Friday, October 10, 2008

On the Current Economic Crisis - A Rant

So here we are, at the end of America's Second Gilded Age - an age when capital ran riot, when we were repeatedly assured that business could govern itself without any need for regulatory oversight, when the stock market could only go up, when banks felt no need to capitalize their risks, when corporate executives were heroes and government was Them, not Us. And it worked out about as well is it did the first time.

The regulatory safeguards put in place during the Depression were put there not to cripple the economy but to save it. They were put there because letting business police itself is like letting alcoholics run liquor stores - they cannot resist consuming all the goods for themselves instead of making them available to the public, as they were supposed to do. And really, why is this a surprise? Businesses exist to make money. Period. They do not exist to serve the public benefit. They do not exist to do social good. They do not exist to help their workers. They do not exist to do anything except line the pockets of the people running them. You can't expect them to do anything else, because they won't. And whose fault is it when we leave them in charge anyway? Of course they're going to do what they do - that's what they do. It's our fault for knowing this in advance and letting them do it anyway. It's our fault for believing their lies and their posturing while they do what they have always done. If you put a fox in charge of the chickens, it isn't the fox's fault if the chickens disappear - it's yours for being stupid enough to believe the fox's protestations of good intent in the first place.

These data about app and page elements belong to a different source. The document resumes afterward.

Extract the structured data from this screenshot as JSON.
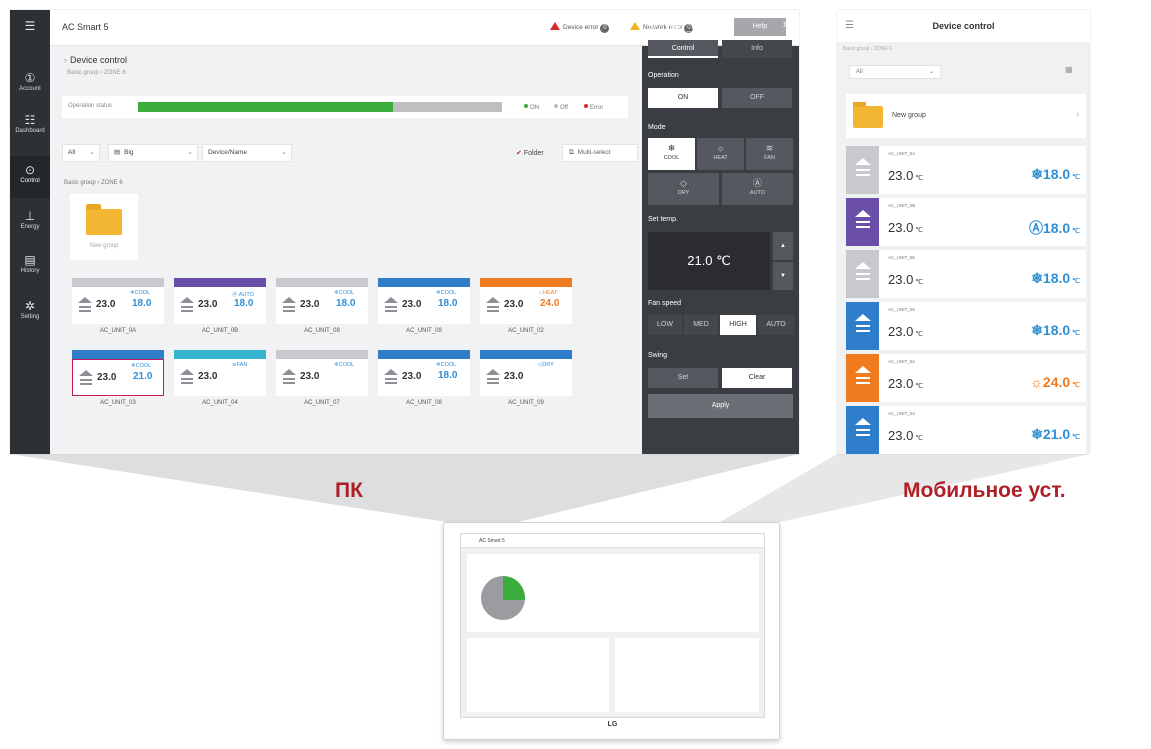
{
  "labels": {
    "pc": "ПК",
    "mobile": "Мобильное уст."
  },
  "pc": {
    "app_title": "AC Smart 5",
    "device_error": "Device error",
    "device_error_count": "0",
    "network_error": "Network error",
    "network_error_count": "0",
    "help": "Help",
    "rail": [
      {
        "label": "Account",
        "icon": "①"
      },
      {
        "label": "Dashboard",
        "icon": "☷"
      },
      {
        "label": "Control",
        "icon": "⊙"
      },
      {
        "label": "Energy",
        "icon": "⊥"
      },
      {
        "label": "History",
        "icon": "▤"
      },
      {
        "label": "Setting",
        "icon": "✲"
      }
    ],
    "page_title": "Device control",
    "breadcrumb": "Basic group  ›  ZONE 6",
    "operation_status_label": "Operation status",
    "operation_on_fraction": 0.7,
    "legend": {
      "on": "ON",
      "off": "Off",
      "error": "Error"
    },
    "filters": {
      "all": "All",
      "size": "Big",
      "device": "Device/Name"
    },
    "folder": "Folder",
    "multi_select": "Multi-select",
    "group_path": "Basic group  ›  ZONE 6",
    "new_group": "New group",
    "units": [
      {
        "name": "AC_UNIT_0A",
        "cur": "23.0",
        "mode": "❄COOL",
        "set": "18.0",
        "head": "#c7c9cc",
        "setcolor": "#2f8fd5"
      },
      {
        "name": "AC_UNIT_0B",
        "cur": "23.0",
        "mode": "Ⓐ AUTO",
        "set": "18.0",
        "head": "#6a4ea8",
        "setcolor": "#2f8fd5"
      },
      {
        "name": "AC_UNIT_08",
        "cur": "23.0",
        "mode": "❄COOL",
        "set": "18.0",
        "head": "#c7c9cc",
        "setcolor": "#2f8fd5"
      },
      {
        "name": "AC_UNIT_09",
        "cur": "23.0",
        "mode": "❄COOL",
        "set": "18.0",
        "head": "#2f7ecb",
        "setcolor": "#2f8fd5"
      },
      {
        "name": "AC_UNIT_02",
        "cur": "23.0",
        "mode": "☼HEAT",
        "set": "24.0",
        "head": "#f07a1e",
        "setcolor": "#f07a1e"
      },
      {
        "name": "AC_UNIT_03",
        "cur": "23.0",
        "mode": "❄COOL",
        "set": "21.0",
        "head": "#2f7ecb",
        "setcolor": "#2f8fd5"
      },
      {
        "name": "AC_UNIT_04",
        "cur": "23.0",
        "mode": "≋FAN",
        "set": "",
        "head": "#36b4cf",
        "setcolor": "#2f8fd5"
      },
      {
        "name": "AC_UNIT_07",
        "cur": "23.0",
        "mode": "❄COOL",
        "set": "",
        "head": "#c7c9cc",
        "setcolor": "#2f8fd5"
      },
      {
        "name": "AC_UNIT_08",
        "cur": "23.0",
        "mode": "❄COOL",
        "set": "18.0",
        "head": "#2f7ecb",
        "setcolor": "#2f8fd5"
      },
      {
        "name": "AC_UNIT_09",
        "cur": "23.0",
        "mode": "◇DRY",
        "set": "",
        "head": "#2f7ecb",
        "setcolor": "#2f8fd5"
      }
    ],
    "panel": {
      "unit": "AC_UNIT_03",
      "tab_control": "Control",
      "tab_info": "Info",
      "operation": "Operation",
      "on": "ON",
      "off": "OFF",
      "mode": "Mode",
      "modes": [
        "COOL",
        "HEAT",
        "FAN",
        "DRY",
        "AUTO"
      ],
      "set_temp": "Set temp.",
      "temp_value": "21.0 ℃",
      "fan_speed": "Fan speed",
      "fan": [
        "LOW",
        "MED",
        "HIGH",
        "AUTO"
      ],
      "swing": "Swing",
      "set": "Set",
      "clear": "Clear",
      "apply": "Apply"
    }
  },
  "mobile": {
    "title": "Device control",
    "breadcrumb": "Basic group  ›  ZONE 6",
    "filter": "All",
    "new_group": "New group",
    "items": [
      {
        "name": "AC_UNIT_0A",
        "cur": "23.0",
        "set": "❄18.0",
        "icon_color": "#c7c9cc",
        "set_color": "#2f8fd5"
      },
      {
        "name": "AC_UNIT_0B",
        "cur": "23.0",
        "set": "Ⓐ18.0",
        "icon_color": "#6a4ea8",
        "set_color": "#2f8fd5"
      },
      {
        "name": "AC_UNIT_08",
        "cur": "23.0",
        "set": "❄18.0",
        "icon_color": "#c7c9cc",
        "set_color": "#2f8fd5"
      },
      {
        "name": "AC_UNIT_09",
        "cur": "23.0",
        "set": "❄18.0",
        "icon_color": "#2f7ecb",
        "set_color": "#2f8fd5"
      },
      {
        "name": "AC_UNIT_02",
        "cur": "23.0",
        "set": "☼24.0",
        "icon_color": "#f07a1e",
        "set_color": "#f07a1e"
      },
      {
        "name": "AC_UNIT_03",
        "cur": "23.0",
        "set": "❄21.0",
        "icon_color": "#2f7ecb",
        "set_color": "#2f8fd5"
      }
    ]
  },
  "monitor": {
    "app_title": "AC Smart 5",
    "brand": "LG"
  },
  "colors": {
    "label_red": "#b11f26",
    "green": "#3aad3d",
    "panel": "#3a3d42"
  }
}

Not that our corporate culture lacks for apologists. No, all along the conservative spectrum are people who stubbornly insist that this is not their fault, that this is somehow the fault of government, or "liberals", or El Nino, or some such. No, they say, the Free Market is infallible and must not be meddled with. Nonsense.

It took less than a decade to get from the repeal of the Glass-Steagall Act to the collapse of the financial system. The federal government will once again have to bail out corporations from their own greed and stupidity, lest the entire house of cards come crashing down, only this time we're not the largest creditor nation on earth but the largest debtor nation on earth. We've cut taxes on the wealthy, destroyed the middle-class and spent billions on illegal wars, and there isn't much left to work with to solve the new crisis. The US government is now the largest holder of mortgages on earth. It will own the nations' banking system before all is said and done, a reversal of 175 years of American history. And if we are lucky, it will only take generations to undo the damage done to the nation by years of untrammeled conservative economic dominance.

My children will be paying for the arrogance and incompetence of the current administration - the people who brought you Iraq; the people who brought you the international embarrassment that was their "response" to Hurricane Katrina; the people who turned the biggest budgetary surplus in human history into the biggest deficit in just two years, even without counting any of the wars; the people who insist that they are the best guarantors of national security despite the fact that the worst terrorist attack in American history happened on their watch when they were manifestly unprepared for it and whose subsequent efforts have only chipped away at the fabric of American liberty without increasing security one iota; and the people directly responsible for the current meltdown of the largest economy on earth - for the rest of their lives, and so will their children. I find it morally offensive that such people represent my country. I find it incomprehensible that there are millions of Americans who want four more years of it.

Government is Us, people. We are Them. And the public interest had better have someone to guard it soon, or there will be no interest left to guard. It took decades for Americans to reign in capital the first time, and but for the Depression it might not have happened at all. Capital doesn't need to be abolished - it isn't evil. But neither is it good. It is what it is, and whether it hurts us or helps us depends entirely on the use to which it is put and the constraints that are placed against its predatory nature. The world needs predators. It also needs protection from them. We've fallen down on the job with that last part, and the results have been predictable.

I'm not sure where this is going, but it needed to be said. Or at least I needed to say it. That's not quite the same thing, but it will do for now.

No comments: